The Association for Computing Machinery has named David R. Cheriton School of Computer Science Professors Ian Goldberg and Ken Salem among 43 new ACM Distinguished Members globally for their outstanding scientific contributions to computing.
The 2017 Distinguished Members are responsible for an extraordinary array of achievements, reflecting many distinct areas of research and practice in the field of computing and information technology.
“Computing technology is becoming an increasingly dominant force in our daily lives and is transforming society at every level,” said ACM President Vicki L. Hanson. “In naming a new roster of Distinguished Members each year, ACM underscores that the innovations that improve our lives do not come about by accident, but rather are the result of the hard work, inspiration, and creativity of leading professionals in the field.”
Goldberg, a founding member of the School’s Cryptography, Security, and Privacy (CrySP) group, is being recognized for his contributions to the theory and practice of privacy-enhancing technologies.
Privacy-enhancing technologies promote freedom, autonomy, and human rights for Internet users around the world. Among Goldberg’s many successful projects is Off-the-Record Messaging, a cryptographic protocol that provides encryption for instant messaging conversations.
Salem, a founding member of the School’s Data Systems group, is being recognized for his contributions to the field of database management, which is concerned with organizing, storing, querying, and updating large amounts of information.
Salem is best known for his work on transactions, a key part of the conceptual underpinning of data-intensive systems. Transactions simplify the development of database applications for everything from phones to enterprise data centres and the cloud.
“Congratulations to Ian and Ken on becoming ACM’s newest Distinguished Members,” said Mark Giesbrecht, Director of the David R. Cheriton School of Computer Science. “They join a distinguished group of colleagues globally whose scientific achievements have been recognized by the ACM, the world’s largest educational and scientific computing society.”
The 2017 ACM Distinguished Members work at leading universities, corporations and research institutions around the world, including Australia, Belgium, Canada, France, Hong Kong, Italy, The Netherlands, Portugal, Qatar, Singapore, South Africa, South Korea, and the United States.

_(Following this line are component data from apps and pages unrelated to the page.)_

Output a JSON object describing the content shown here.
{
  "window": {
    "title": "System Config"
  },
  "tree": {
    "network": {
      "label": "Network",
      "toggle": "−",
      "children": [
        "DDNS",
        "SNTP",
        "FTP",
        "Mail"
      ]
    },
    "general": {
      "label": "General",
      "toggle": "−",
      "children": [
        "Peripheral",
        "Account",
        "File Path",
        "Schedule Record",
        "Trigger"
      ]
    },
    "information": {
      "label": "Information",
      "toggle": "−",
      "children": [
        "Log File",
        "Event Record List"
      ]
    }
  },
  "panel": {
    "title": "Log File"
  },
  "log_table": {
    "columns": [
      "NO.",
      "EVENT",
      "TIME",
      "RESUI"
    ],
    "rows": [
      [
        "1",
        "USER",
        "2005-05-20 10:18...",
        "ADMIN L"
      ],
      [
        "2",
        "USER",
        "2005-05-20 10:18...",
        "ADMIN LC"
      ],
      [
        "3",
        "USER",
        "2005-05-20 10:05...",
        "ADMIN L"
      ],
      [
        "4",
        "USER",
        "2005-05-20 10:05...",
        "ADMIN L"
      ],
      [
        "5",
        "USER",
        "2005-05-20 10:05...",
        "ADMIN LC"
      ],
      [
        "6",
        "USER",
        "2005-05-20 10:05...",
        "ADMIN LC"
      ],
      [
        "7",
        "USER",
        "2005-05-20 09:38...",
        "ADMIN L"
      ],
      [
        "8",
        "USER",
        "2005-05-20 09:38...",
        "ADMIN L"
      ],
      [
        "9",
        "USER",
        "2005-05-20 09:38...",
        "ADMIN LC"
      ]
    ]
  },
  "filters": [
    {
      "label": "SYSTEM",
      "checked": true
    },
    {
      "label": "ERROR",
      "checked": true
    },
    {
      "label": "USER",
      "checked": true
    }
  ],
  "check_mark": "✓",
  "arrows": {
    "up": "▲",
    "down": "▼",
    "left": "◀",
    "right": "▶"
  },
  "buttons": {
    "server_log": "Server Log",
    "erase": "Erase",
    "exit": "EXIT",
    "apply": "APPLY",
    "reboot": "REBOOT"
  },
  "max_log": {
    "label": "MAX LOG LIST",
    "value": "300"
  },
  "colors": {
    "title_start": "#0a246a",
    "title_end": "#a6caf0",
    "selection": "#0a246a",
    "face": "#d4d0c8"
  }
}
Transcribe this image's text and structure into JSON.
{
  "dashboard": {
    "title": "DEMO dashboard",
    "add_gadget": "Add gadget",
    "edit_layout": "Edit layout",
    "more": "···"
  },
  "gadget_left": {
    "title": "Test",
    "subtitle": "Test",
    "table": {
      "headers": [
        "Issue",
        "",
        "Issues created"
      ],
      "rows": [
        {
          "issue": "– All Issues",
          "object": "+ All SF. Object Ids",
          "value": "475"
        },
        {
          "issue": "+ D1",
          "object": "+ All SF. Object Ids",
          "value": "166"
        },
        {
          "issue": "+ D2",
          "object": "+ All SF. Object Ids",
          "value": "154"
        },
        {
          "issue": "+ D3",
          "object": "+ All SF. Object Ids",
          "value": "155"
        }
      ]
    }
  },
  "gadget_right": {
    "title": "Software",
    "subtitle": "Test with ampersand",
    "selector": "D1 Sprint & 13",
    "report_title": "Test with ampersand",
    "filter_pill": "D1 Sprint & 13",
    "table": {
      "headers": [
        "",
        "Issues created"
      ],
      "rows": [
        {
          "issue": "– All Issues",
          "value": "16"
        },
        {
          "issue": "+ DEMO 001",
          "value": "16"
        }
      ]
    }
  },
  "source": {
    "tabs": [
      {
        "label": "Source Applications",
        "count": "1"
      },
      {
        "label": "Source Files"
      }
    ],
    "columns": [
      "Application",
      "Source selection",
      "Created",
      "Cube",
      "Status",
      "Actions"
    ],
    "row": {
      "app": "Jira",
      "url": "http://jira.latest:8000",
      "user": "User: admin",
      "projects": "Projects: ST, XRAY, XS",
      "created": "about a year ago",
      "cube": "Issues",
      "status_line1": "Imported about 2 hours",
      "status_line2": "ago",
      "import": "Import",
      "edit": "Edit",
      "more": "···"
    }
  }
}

Collectively, they make contributions in a wide range of areas including accessibility, computational geometry, cryptography, computer security, computer science education, data structures, healthcare technologies, human-computer interaction, nanoscale computing, robotics, and software engineering, among many others.